None of these represent radical departures from Obama’s previous agendas. But Obama is a Democrat, not a Republican. He wasn’t suddenly going to abolish the Internal Revenue Service and repeal the Affordable Care Act, just as Republicans won’t suddenly wake up and support a single-payer system and higher taxes on the rich.
And Republican ideas on the economy have aged even worse than the Democrats' stale agenda. Take monetary policy. Throughout Obama’s presidency, GOP lawmakers have frequently criticized the Federal Reserve for low interest rates and its recently-ended bond-buying program. Those policies, they have argued, would send inflation shooting upwards. That, of course, has not happened. Inflation has remained below the Fed’s 2 percent target for years. The greater risk is actually deflation—falling prices.
Of course, in the 1970s, inflation was a very real concern. Then-Fed chair Paul Volcker raised interest rates, causing a recession, but stamping out inflation. Republicans, fearing pre-Volcker inflation, are trying to apply those lessons during a very different time, when the far greater risk to the economy has been a weak labor market. If the Fed had implemented them, it would have led to a disastrous economic contraction.

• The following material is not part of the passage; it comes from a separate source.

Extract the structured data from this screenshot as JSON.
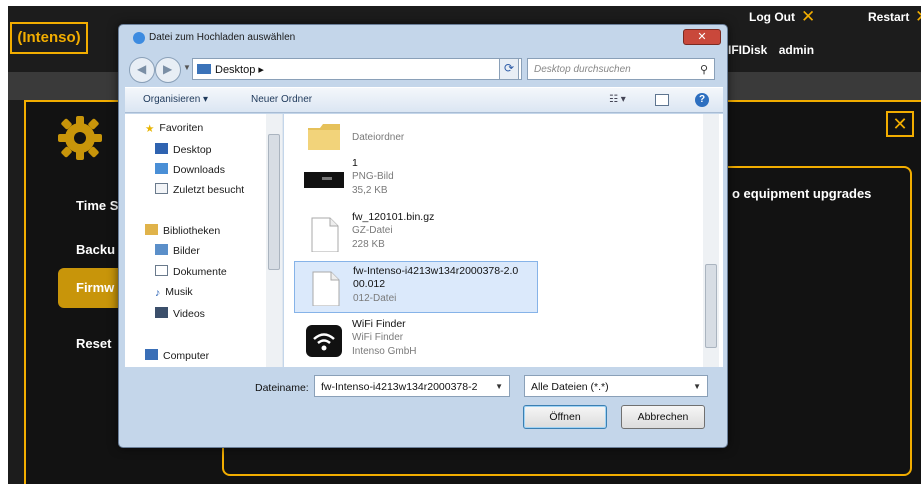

Or consider taxes. Most of the Republican Party has a laser-like focus at lowering the top marginal tax rates. But some reform-minded conservatives also want to finance a huge expansion of the Child Tax Credit (CTC)—a tax credit available to parents. They believe that the Reagan tax cuts in the 1980s that lowered the top marginal tax rate from 70 percent to 50 percent was a smart move. But they see far fewer benefits in lowering marginal tax rates now. “Let’s say we cut the 15 percent federal income-tax rate faced by much of the middle class to 10 percent,” Robert Stein writes in the reformicon’s new conservative agenda, titled “Room to Grow.” “Instead of keeping 85 cents for a dollar of extra effort, a worker would get 90 cents—an improvement of only 5.9 percent.… For these workers, cutting the 15 percent rate to 10 percent would make absolutely no difference in work incentives.” A CTC expansion would put money directly into the pockets of parents who need it. While a few prominent members in the Republican Party have adopted Stein’s tax proposal, most notably Senator Marco Rubio, the vast majority of the party would rather lower marginal rates further instead of expanding the CTC. In other words, Republican tax ideas are still stuck in the 1970s as well.
At the end of Boehner’s listicle, his office writes, “The simple truth is this: The federal budget shouldn’t be cobwebbed by the policies of the past. It should be focused on the future—a future where our kids and grandkids can grow up free from the fear of never-ending debt and a bloated Washington bureaucracy.” His party should listen to that advice.